The engine compartment of a car may seem a peculiar choice for this series because, although the anthropocenality is self evident, where are its qualifications as any sort of scenery never mind one with a positive angle?
As regards being scenery, I am on thin ice here, an unintended pun that I promise I will explain. It’s hard to see it as still life and it certainly isn’t portraiture but at a push you could squint your vision and see it as a kind of landscape. I’ve been looking for examples but come up with none so I’m left thinking possibly my memory is of low budget sci fi series’. I did find Theo Kamecke though, who describes his work as “evoking the ancient with materials collected from the fossil bed of technology.” It’s exquisite but nothing like the under bonnet of a car.
The bottom line is that this is a Leaf; a fully electric car with no internal combustion engine*. Both its name and its values project a mitigating approach to climate action and take fuel-related particulates off the streets.
This is a preliminary sketch in charcoal on primed cartridge. I’ve used water to thin the lines down and wash them into some of the spaces. After looking at it for a while, I began to see a landscape with lakes and waterfalls amongst the hardware.
This is my first pass, using paint from my palette to make structure and applying some mirror foil to a lake area. This should set my mind towards a tension between the artificiality of it and the fantasy of living things inhabiting the space.
Here, I’m blocking in larger areas with colour more or less commensurate with its real world or fantasised role. I’ve also applied a coat of polymer varnish to the whole surface for fluidity of subsequent brush strokes. As ever, I have only a broad plan, I’ll be waiting and watching to see what emerges.
Today’s iteration (September 3rd, 2021) includes some deepening of the dark areas and highlighting with silver acrylic, some of the metallic parts. The mirror foil is becoming fish, as is a piece of solidified paint from my palette at bottom left. I’m reminded of Kandinsky’s fish which have a cartoonish look about them and I think I might riff on that theme. There’s a narrative building from this – a hybrid of fantasised life forms and structural engine parts, although to avoid enraging EV purists, I must point out that there is no actual engine. So far, I can see fish and worms, falling water and foliage, none of which, were it sentient, would be aware of the location of its world.
9th September. Was there ever such a mess? There are some halfway decent ideas here but ultimately it’s the dog’s breakfast even a labrador would turn down. My reaction has been to paint pieces of driftwood, making landscapes of the lines in the wood and sealing them with furniture polish. As an ultimate economy, I’ve used both sides.

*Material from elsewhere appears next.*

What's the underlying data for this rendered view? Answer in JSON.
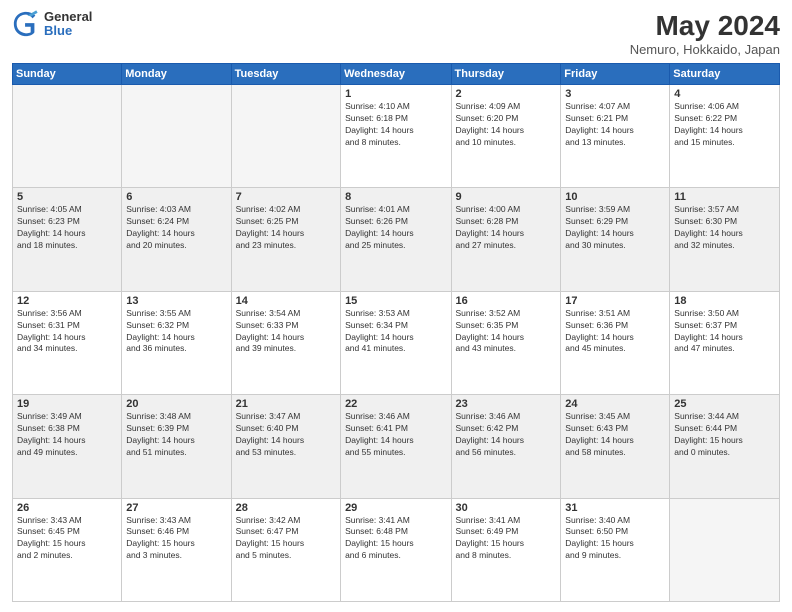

* That’s the ICE of the pun but it loses its humour when it refers to being ICED – blocked by a parked ICE vehicle – at charging stations.
I’d like to say I saved this with painterly witch-work but I didn’t. I’ve abandoned it and begun something with much greater simplicity.
This is the somewhat erratic hockey stick curve that illustrates global warming, the last uptick causally coinciding with human activity, specifically post-industrial revolution. The three small pictures are watercolour pencil drawings of a gradually submerging wind turbine. I’m thinking this needs a very simple but unrelated ground – like bland wallpaper – and maybe steps instead of the flowing line. The tiny drawings are quite difficult to make so I’m tempted to draw them bigger so I can see what I’m doing then reduce them to thumbnails in my photo edit app. The counter argument is that the clumsy naivety rather reflects our position. I think this composition qualifies as mitigation because, although we seriously need to step on it, there is increasing effort being put into renewables.
For some reason a curtain, a kind of aurora borealis of 1970s pale check tweed we all seemed to have felt imperative as a fashion item. This was something about threads and hidden or unfaced truths. I muted it with a wash of white and left it overnight.
11th September and what a day this is. In 2001 I was picking up my puppy from a neighbour’s house when I heard the curious news that ‘something’ had hit the World Trade Centre. By the time I’d walked back home carrying my baby dog, the TV was just beginning to report on an event so unimaginable and horrendous it was hard to comprehend. The subsequent images, stories, emerging accounts of courage and self sacrifice, and our implicit realisation of the fate of those trapped above the fire line and later beneath the buildings are recurring nightmares to be attenuated by distance but never forgotten.
And so on we go.
When I went into the studio this morning I found this:
Butterflies don’t last long. This one had been in my studio, hidden somewhere up on the white beams, then died and drifted down onto this page. It struck me that its serendipitous positioning reflected the butterfly’s wing notion of chaos theory, though in this instance it maybe was a harbinger of the track we were on and that we are still inadequately addressing. I’m not at all sure what to do with it now.
Ok, terrible, moving on!